Influence of learning to read and write on the morphology of the corpus callosum

Eur J Neurol. 1999 Jan;6(1):23-8. doi: 10.1046/j.1468-1331.1999.610023.x.


Variations in the individual anatomy of the corpus callosum have been reported in several conditions. There seem to be genetic influencing factors, but it is impossible to rule out some environmental ones. This study focuses on the question of the environmental factors, using formal learning to read and write as the main difference in the groups to be compared. Based on magnetic resonance imaging sagital images, the contour of the corpus callosum (CC) of 41 carefully selected women (18 illiterate and 23 literate) was digitized. The comparison between the two groups showed a small difference in the region of the CC where parietal fibres are thought to cross. This region is thinner in illiterate subjects. As illiteracy in this group is the result of social constraints, and the two groups that were compared are well matched for other cultural and pragmatic aspects than literacy, the results are interpreted as showing the possible influence of formal learning to read and write, on the biological development of the brain.

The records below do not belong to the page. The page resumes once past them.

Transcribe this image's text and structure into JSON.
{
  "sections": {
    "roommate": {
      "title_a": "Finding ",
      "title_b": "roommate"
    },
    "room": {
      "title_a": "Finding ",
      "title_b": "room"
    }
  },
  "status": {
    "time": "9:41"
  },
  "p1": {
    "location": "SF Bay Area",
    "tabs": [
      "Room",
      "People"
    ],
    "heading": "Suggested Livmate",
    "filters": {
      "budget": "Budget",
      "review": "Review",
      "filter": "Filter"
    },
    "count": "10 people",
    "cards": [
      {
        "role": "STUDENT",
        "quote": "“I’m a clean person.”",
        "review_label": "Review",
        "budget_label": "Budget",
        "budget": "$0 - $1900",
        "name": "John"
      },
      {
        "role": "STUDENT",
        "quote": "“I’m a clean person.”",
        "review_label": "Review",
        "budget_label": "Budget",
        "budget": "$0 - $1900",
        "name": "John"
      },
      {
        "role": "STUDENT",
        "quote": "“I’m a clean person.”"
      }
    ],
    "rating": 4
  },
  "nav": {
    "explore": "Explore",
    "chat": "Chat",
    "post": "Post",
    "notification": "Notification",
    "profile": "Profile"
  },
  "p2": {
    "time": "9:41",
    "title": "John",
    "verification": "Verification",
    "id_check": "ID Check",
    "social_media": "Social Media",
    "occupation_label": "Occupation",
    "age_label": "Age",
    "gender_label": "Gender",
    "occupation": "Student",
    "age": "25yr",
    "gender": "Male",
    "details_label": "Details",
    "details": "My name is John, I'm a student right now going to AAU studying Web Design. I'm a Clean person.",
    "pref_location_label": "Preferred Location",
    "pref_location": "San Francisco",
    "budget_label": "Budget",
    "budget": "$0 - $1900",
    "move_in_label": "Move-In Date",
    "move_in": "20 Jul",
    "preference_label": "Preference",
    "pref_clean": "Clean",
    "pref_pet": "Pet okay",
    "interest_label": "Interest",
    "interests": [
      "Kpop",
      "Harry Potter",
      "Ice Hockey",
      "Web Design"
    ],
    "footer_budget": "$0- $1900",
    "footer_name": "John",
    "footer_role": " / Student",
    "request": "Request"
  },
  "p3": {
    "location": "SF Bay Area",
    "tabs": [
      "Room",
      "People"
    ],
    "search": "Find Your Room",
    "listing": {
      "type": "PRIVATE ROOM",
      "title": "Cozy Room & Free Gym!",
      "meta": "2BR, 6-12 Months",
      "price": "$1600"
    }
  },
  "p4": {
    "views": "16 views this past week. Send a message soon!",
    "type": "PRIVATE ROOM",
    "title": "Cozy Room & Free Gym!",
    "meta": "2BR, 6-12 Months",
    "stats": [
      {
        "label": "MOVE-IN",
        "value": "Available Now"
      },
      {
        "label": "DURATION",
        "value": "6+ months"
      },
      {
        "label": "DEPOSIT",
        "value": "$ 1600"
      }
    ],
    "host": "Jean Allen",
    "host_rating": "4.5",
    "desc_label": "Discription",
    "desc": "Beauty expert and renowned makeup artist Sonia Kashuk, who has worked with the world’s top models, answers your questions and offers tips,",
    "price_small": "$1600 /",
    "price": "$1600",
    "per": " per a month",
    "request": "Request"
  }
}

Publication types

  • Research Support, Non-U.S. Gov't

MeSH terms

  • Aged
  • Child
  • Corpus Callosum / anatomy & histology*
  • Corpus Callosum / physiology*
  • Educational Status
  • Electronic Data Processing
  • Female
  • Humans
  • Magnetic Resonance Imaging
  • Middle Aged
  • Reading*
  • Verbal Learning / physiology*
  • Writing*